> Task prompt: When the string "login" occurs in a line of the records, show that line.

> Record extracts:
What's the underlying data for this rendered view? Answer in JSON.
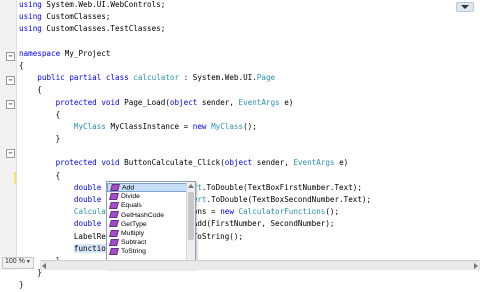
{
  "editor": {
    "lines": [
      {
        "parts": [
          [
            "kw",
            "using"
          ],
          [
            "t",
            " System.Web.UI.WebControls;"
          ]
        ]
      },
      {
        "parts": [
          [
            "kw",
            "using"
          ],
          [
            "t",
            " CustomClasses;"
          ]
        ]
      },
      {
        "parts": [
          [
            "kw",
            "using"
          ],
          [
            "t",
            " CustomClasses.TestClasses;"
          ]
        ]
      },
      {
        "parts": []
      },
      {
        "parts": [
          [
            "kw",
            "namespace"
          ],
          [
            "t",
            " My_Project"
          ]
        ]
      },
      {
        "parts": [
          [
            "t",
            "{"
          ]
        ]
      },
      {
        "parts": [
          [
            "t",
            "    "
          ],
          [
            "kw",
            "public"
          ],
          [
            "t",
            " "
          ],
          [
            "kw",
            "partial"
          ],
          [
            "t",
            " "
          ],
          [
            "kw",
            "class"
          ],
          [
            "t",
            " "
          ],
          [
            "ty",
            "calculator"
          ],
          [
            "t",
            " : System.Web.UI."
          ],
          [
            "ty",
            "Page"
          ]
        ]
      },
      {
        "parts": [
          [
            "t",
            "    {"
          ]
        ]
      },
      {
        "parts": [
          [
            "t",
            "        "
          ],
          [
            "kw",
            "protected"
          ],
          [
            "t",
            " "
          ],
          [
            "kw",
            "void"
          ],
          [
            "t",
            " Page_Load("
          ],
          [
            "kw",
            "object"
          ],
          [
            "t",
            " sender, "
          ],
          [
            "ty",
            "EventArgs"
          ],
          [
            "t",
            " e)"
          ]
        ]
      },
      {
        "parts": [
          [
            "t",
            "        {"
          ]
        ]
      },
      {
        "parts": [
          [
            "t",
            "            "
          ],
          [
            "ty",
            "MyClass"
          ],
          [
            "t",
            " MyClassInstance = "
          ],
          [
            "kw",
            "new"
          ],
          [
            "t",
            " "
          ],
          [
            "ty",
            "MyClass"
          ],
          [
            "t",
            "();"
          ]
        ]
      },
      {
        "parts": [
          [
            "t",
            "        }"
          ]
        ]
      },
      {
        "parts": []
      },
      {
        "parts": [
          [
            "t",
            "        "
          ],
          [
            "kw",
            "protected"
          ],
          [
            "t",
            " "
          ],
          [
            "kw",
            "void"
          ],
          [
            "t",
            " ButtonCalculate_Click("
          ],
          [
            "kw",
            "object"
          ],
          [
            "t",
            " sender, "
          ],
          [
            "ty",
            "EventArgs"
          ],
          [
            "t",
            " e)"
          ]
        ]
      },
      {
        "parts": [
          [
            "t",
            "        {"
          ]
        ]
      },
      {
        "parts": [
          [
            "t",
            "            "
          ],
          [
            "kw",
            "double"
          ],
          [
            "t",
            " FirstNumber = "
          ],
          [
            "ty",
            "Convert"
          ],
          [
            "t",
            ".ToDouble(TextBoxFirstNumber.Text);"
          ]
        ]
      },
      {
        "parts": [
          [
            "t",
            "            "
          ],
          [
            "kw",
            "double"
          ],
          [
            "t",
            " SecondNumber = "
          ],
          [
            "ty",
            "Convert"
          ],
          [
            "t",
            ".ToDouble(TextBoxSecondNumber.Text);"
          ]
        ]
      },
      {
        "parts": [
          [
            "t",
            "            "
          ],
          [
            "ty",
            "CalculatorFunctions"
          ],
          [
            "t",
            " functions = "
          ],
          [
            "kw",
            "new"
          ],
          [
            "t",
            " "
          ],
          [
            "ty",
            "CalculatorFunctions"
          ],
          [
            "t",
            "();"
          ]
        ]
      },
      {
        "parts": [
          [
            "t",
            "            "
          ],
          [
            "kw",
            "double"
          ],
          [
            "t",
            " Result = Functions.Add(FirstNumber, SecondNumber);"
          ]
        ]
      },
      {
        "parts": [
          [
            "t",
            "            LabelResult.Text = Result.ToString();"
          ]
        ]
      },
      {
        "parts": [
          [
            "t",
            "            "
          ],
          [
            "hl",
            "functions."
          ],
          [
            "caret",
            ""
          ]
        ]
      },
      {
        "parts": [
          [
            "t",
            "        }"
          ]
        ]
      },
      {
        "parts": [
          [
            "t",
            "    }"
          ]
        ]
      },
      {
        "parts": [
          [
            "t",
            "}"
          ]
        ]
      }
    ]
  },
  "intellisense": {
    "items": [
      "Add",
      "Divide",
      "Equals",
      "GetHashCode",
      "GetType",
      "Multiply",
      "Subtract",
      "ToString"
    ],
    "selected": "Add",
    "item_icon": "method-icon"
  },
  "statusbar": {
    "zoom": "100 %"
  },
  "colors": {
    "keyword": "#0000ff",
    "type": "#2b91af",
    "selection": "#c5ddf7"
  }
}
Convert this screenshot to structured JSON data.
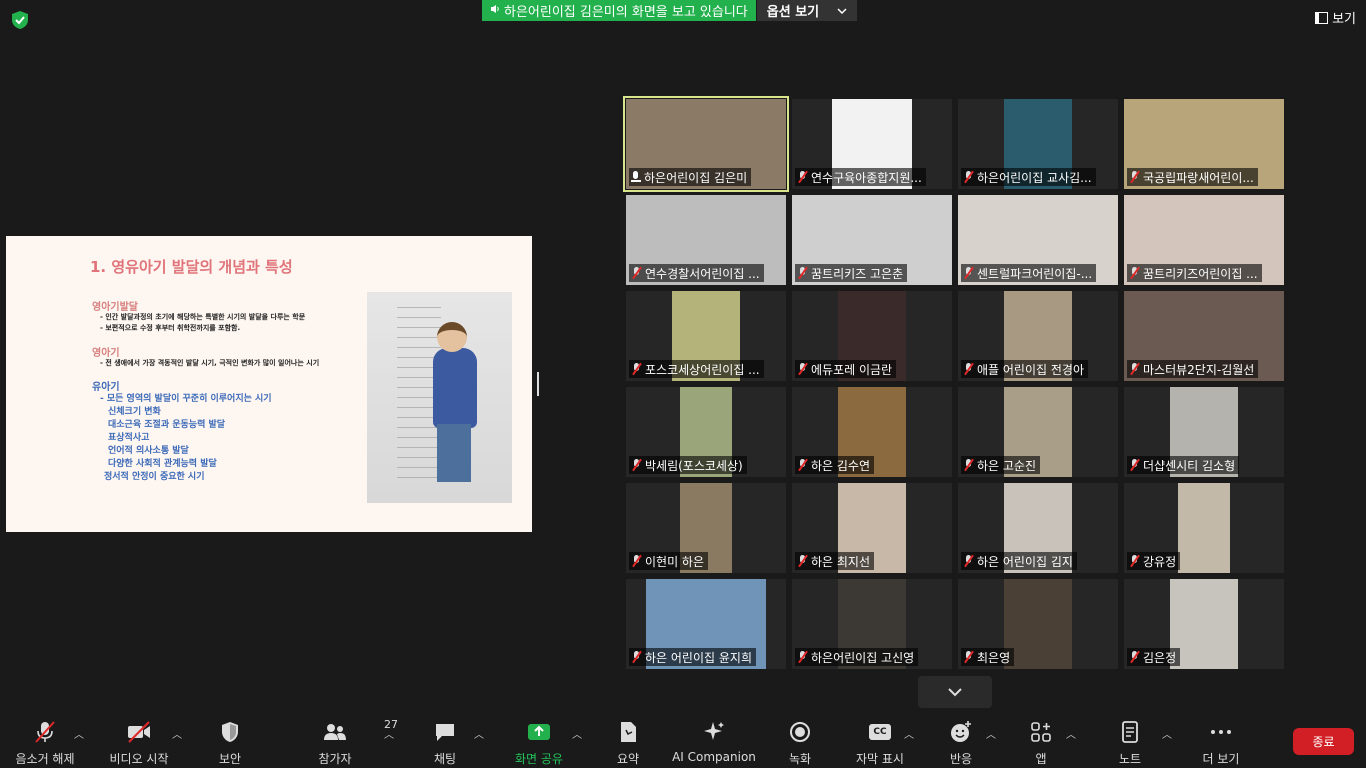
{
  "banner": {
    "share_text": "하은어린이집 김은미의 화면을 보고 있습니다",
    "options_label": "옵션 보기"
  },
  "view_label": "보기",
  "slide": {
    "title": "1. 영유아기 발달의 개념과 특성",
    "sections": [
      {
        "heading": "영아기발달",
        "lines": [
          "- 인간 발달과정의 초기에 해당하는 특별한 시기의 발달을 다루는 학문",
          "- 보편적으로 수정 후부터 취학전까지를 포함함."
        ]
      },
      {
        "heading": "영아기",
        "lines": [
          "- 전 생애에서 가장 격동적인 발달 시기, 극적인 변화가 많이 일어나는 시기"
        ]
      },
      {
        "heading": "유아기",
        "lines": [
          "- 모든 영역의 발달이 꾸준히 이루어지는 시기",
          "신체크기 변화",
          "대소근육 조절과 운동능력 발달",
          "표상적사고",
          "언어적 의사소통 발달",
          "다양한 사회적 관계능력 발달",
          "정서적 안정이 중요한 시기"
        ]
      }
    ]
  },
  "participants": [
    {
      "name": "하은어린이집 김은미",
      "muted": false,
      "active": true,
      "video": "#8a7a66",
      "vx": 0,
      "vw": 160
    },
    {
      "name": "연수구육아종합지원...",
      "muted": true,
      "video": "#f2f2f2",
      "vx": 40,
      "vw": 80
    },
    {
      "name": "하은어린이집 교사김...",
      "muted": true,
      "video": "#2a5c6e",
      "vx": 46,
      "vw": 68
    },
    {
      "name": "국공립파랑새어린이...",
      "muted": true,
      "video": "#b9a57a",
      "vx": 0,
      "vw": 160
    },
    {
      "name": "연수경찰서어린이집 ...",
      "muted": true,
      "video": "#bdbdbd",
      "vx": 0,
      "vw": 160
    },
    {
      "name": "꿈트리키즈 고은춘",
      "muted": true,
      "video": "#cfcfcf",
      "vx": 0,
      "vw": 160
    },
    {
      "name": "센트럴파크어린이집-...",
      "muted": true,
      "video": "#d7d3cc",
      "vx": 0,
      "vw": 160
    },
    {
      "name": "꿈트리키즈어린이집 ...",
      "muted": true,
      "video": "#d4c5bc",
      "vx": 0,
      "vw": 160
    },
    {
      "name": "포스코세상어린이집 ...",
      "muted": true,
      "video": "#b3b37a",
      "vx": 46,
      "vw": 68
    },
    {
      "name": "에듀포레 이금란",
      "muted": true,
      "video": "#3a2a2a",
      "vx": 46,
      "vw": 68
    },
    {
      "name": "애플 어린이집 전경아",
      "muted": true,
      "video": "#a89a82",
      "vx": 46,
      "vw": 68
    },
    {
      "name": "마스터뷰2단지-김월선",
      "muted": true,
      "video": "#6b5a52",
      "vx": 0,
      "vw": 160
    },
    {
      "name": "박세림(포스코세상)",
      "muted": true,
      "video": "#9aa67a",
      "vx": 54,
      "vw": 52
    },
    {
      "name": "하은 김수연",
      "muted": true,
      "video": "#8a6a3e",
      "vx": 46,
      "vw": 68
    },
    {
      "name": "하은 고순진",
      "muted": true,
      "video": "#a99e88",
      "vx": 46,
      "vw": 68
    },
    {
      "name": "더샵센시티 김소형",
      "muted": true,
      "video": "#b5b3ae",
      "vx": 46,
      "vw": 68
    },
    {
      "name": "이현미 하은",
      "muted": true,
      "video": "#8a7a62",
      "vx": 54,
      "vw": 52
    },
    {
      "name": "하은 최지선",
      "muted": true,
      "video": "#c8b8a8",
      "vx": 46,
      "vw": 68
    },
    {
      "name": "하은 어린이집 김지",
      "muted": true,
      "video": "#c9c2ba",
      "vx": 46,
      "vw": 68
    },
    {
      "name": "강유정",
      "muted": true,
      "video": "#c2b9a8",
      "vx": 54,
      "vw": 52
    },
    {
      "name": "하은 어린이집 윤지희",
      "muted": true,
      "video": "#6f94b8",
      "vx": 20,
      "vw": 120
    },
    {
      "name": "하은어린이집 고신영",
      "muted": true,
      "video": "#3c3834",
      "vx": 46,
      "vw": 68
    },
    {
      "name": "최은영",
      "muted": true,
      "video": "#4a4036",
      "vx": 46,
      "vw": 68
    },
    {
      "name": "김은정",
      "muted": true,
      "video": "#c7c4bd",
      "vx": 46,
      "vw": 68
    }
  ],
  "toolbar": {
    "unmute": "음소거 해제",
    "video_start": "비디오 시작",
    "security": "보안",
    "participants": "참가자",
    "participants_count": "27",
    "chat": "채팅",
    "share": "화면 공유",
    "summary": "요약",
    "ai": "AI Companion",
    "record": "녹화",
    "captions": "자막 표시",
    "cc": "CC",
    "reactions": "반응",
    "apps": "앱",
    "notes": "노트",
    "more": "더 보기",
    "end": "종료"
  },
  "colors": {
    "share_green": "#23b14d",
    "end_red": "#d21f26",
    "active_outline": "#d9e58d"
  }
}
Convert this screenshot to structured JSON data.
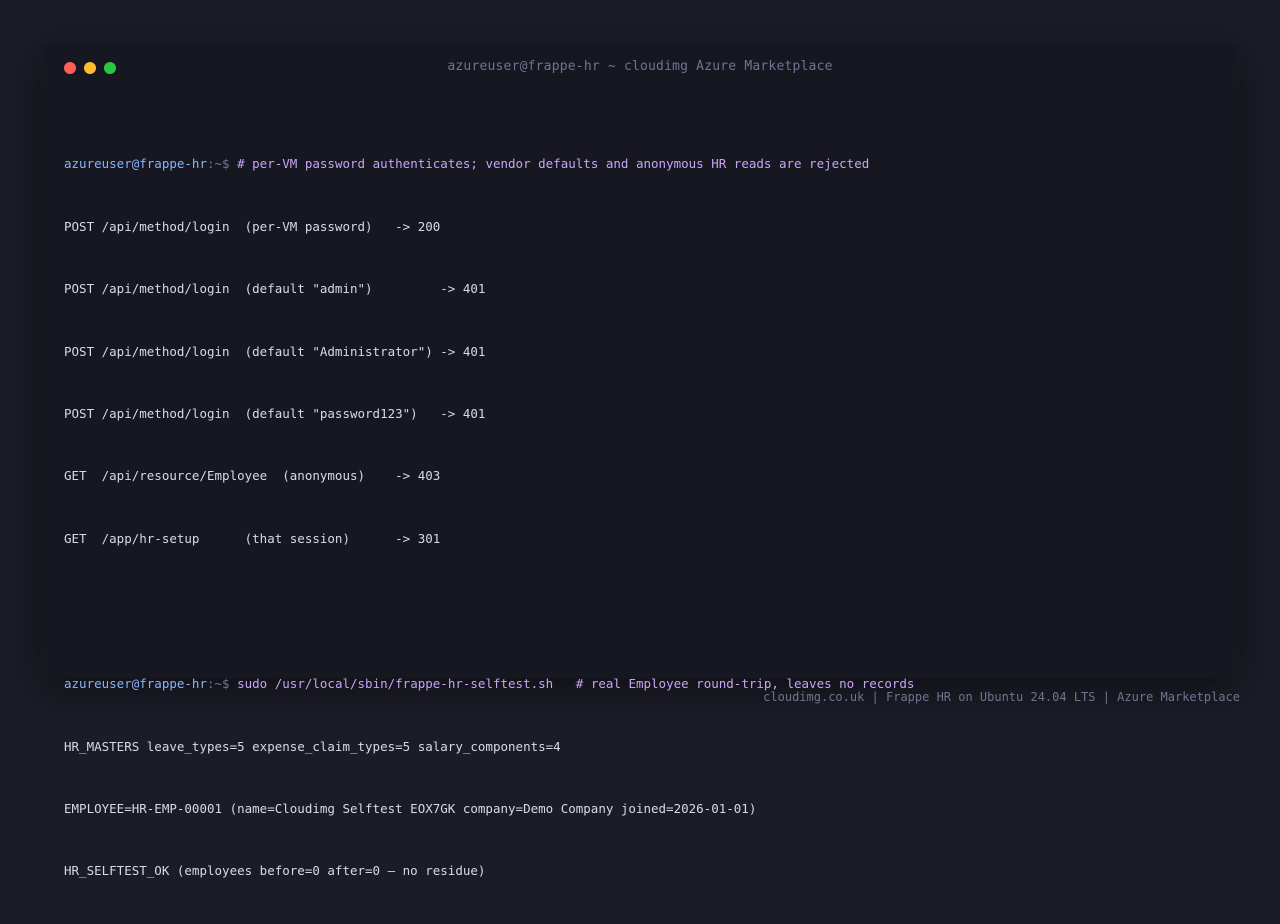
{
  "window": {
    "title": "azureuser@frappe-hr ~ cloudimg Azure Marketplace"
  },
  "terminal": {
    "blocks": [
      {
        "prompt_user": "azureuser@frappe-hr",
        "prompt_sep": ":~$ ",
        "command": "# per-VM password authenticates; vendor defaults and anonymous HR reads are rejected",
        "output": [
          "POST /api/method/login  (per-VM password)   -> 200",
          "POST /api/method/login  (default \"admin\")         -> 401",
          "POST /api/method/login  (default \"Administrator\") -> 401",
          "POST /api/method/login  (default \"password123\")   -> 401",
          "GET  /api/resource/Employee  (anonymous)    -> 403",
          "GET  /app/hr-setup      (that session)      -> 301"
        ]
      },
      {
        "prompt_user": "azureuser@frappe-hr",
        "prompt_sep": ":~$ ",
        "command": "sudo /usr/local/sbin/frappe-hr-selftest.sh   # real Employee round-trip, leaves no records",
        "output": [
          "HR_MASTERS leave_types=5 expense_claim_types=5 salary_components=4",
          "EMPLOYEE=HR-EMP-00001 (name=Cloudimg Selftest EOX7GK company=Demo Company joined=2026-01-01)",
          "HR_SELFTEST_OK (employees before=0 after=0 — no residue)"
        ]
      }
    ]
  },
  "footer": {
    "text": "cloudimg.co.uk | Frappe HR on Ubuntu 24.04 LTS | Azure Marketplace"
  },
  "colors": {
    "background": "#1b1c26",
    "window": "#161721",
    "prompt_user": "#89b4fa",
    "command": "#c7a3f5",
    "output": "#d7d9e4",
    "muted": "#6f7591"
  },
  "icons": [
    "close-dot-icon",
    "minimize-dot-icon",
    "maximize-dot-icon"
  ]
}
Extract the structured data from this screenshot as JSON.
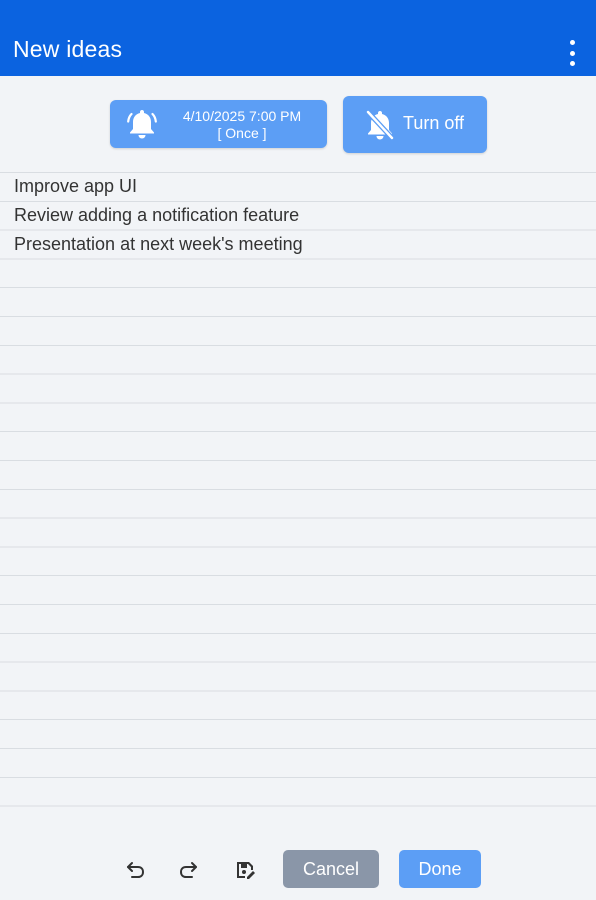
{
  "appbar": {
    "title": "New ideas",
    "menu_icon": "more-vert-icon"
  },
  "reminder": {
    "datetime": "4/10/2025 7:00 PM",
    "repeat": "[ Once ]",
    "icon": "bell-icon"
  },
  "turn_off": {
    "label": "Turn off",
    "icon": "bell-off-icon"
  },
  "note": {
    "lines": [
      "Improve app UI",
      "Review adding a notification feature",
      "Presentation at next week's meeting"
    ]
  },
  "toolbar": {
    "undo_icon": "undo-icon",
    "redo_icon": "redo-icon",
    "save_icon": "save-edit-icon",
    "cancel_label": "Cancel",
    "done_label": "Done"
  },
  "colors": {
    "appbar": "#0b63e0",
    "accent_button": "#5c9ef5",
    "cancel_button": "#8a96a8",
    "background": "#f2f4f7",
    "rule_line": "#d9dde2"
  }
}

> Exercise output:
          "POST /api/method/login  (per-VM password)   -> 200",
          "POST /api/method/login  (default \"admin\")         -> 401",
          "POST /api/method/login  (default \"Administrator\") -> 401",
          "POST /api/method/login  (default \"password123\")   -> 401",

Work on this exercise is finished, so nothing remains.